The FDA announced today new warnings on the Genentech psoriasis drug Raptiva (efalizumab) following reports of four cases of hemolytic anemia diagnosed four to six months after patients started on the monoclonal antibody.
Two of the cases occurred in clinical trials of Raptiva, and two were reported as postmarketing events, the FDA said.
In a “Dear Healthcare Provider” letter issued July 20, Genentech reported that in two severe cases, hemoglobin levels dropped to 6 and 7 g/dL. “A causal relationship between Raptiva and these events has not been established but cannot be excluded,” the letter said.
The package insert for Raptiva was amended to include a warning to discontinue the drug should hemolytic anemia occur. In addition, the information sheet has been updated to include inthe warnings section news of postmarketing reports of necrotizing fasciitis, tuberculous pneumonia, bacterial sepsis with seeding of distant sites, severe pneumonia with neutropenia, and worsening of infections such as pneumonia despite antimicrobial therapy.
Raptiva is a humanized monoclonal antibody targeted toward the hyperproliferative pathology of psoriasis. Because it is an immunosuppressive agent, it “has the potential to increase the risk of infection and reactivate latent, chronic infections,” the label cautions.

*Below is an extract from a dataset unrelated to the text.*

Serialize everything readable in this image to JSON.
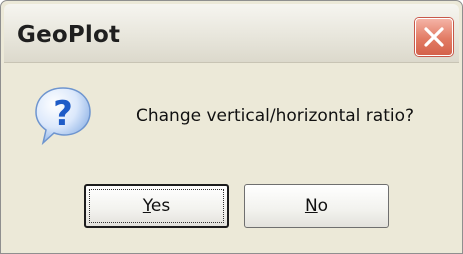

Serious infections and malignancies reported in patients taking Rapitva include malignant melanoma and non-melanoma skin cancer, non-cutaneous solid tumors, and lymphomas, the package information reports.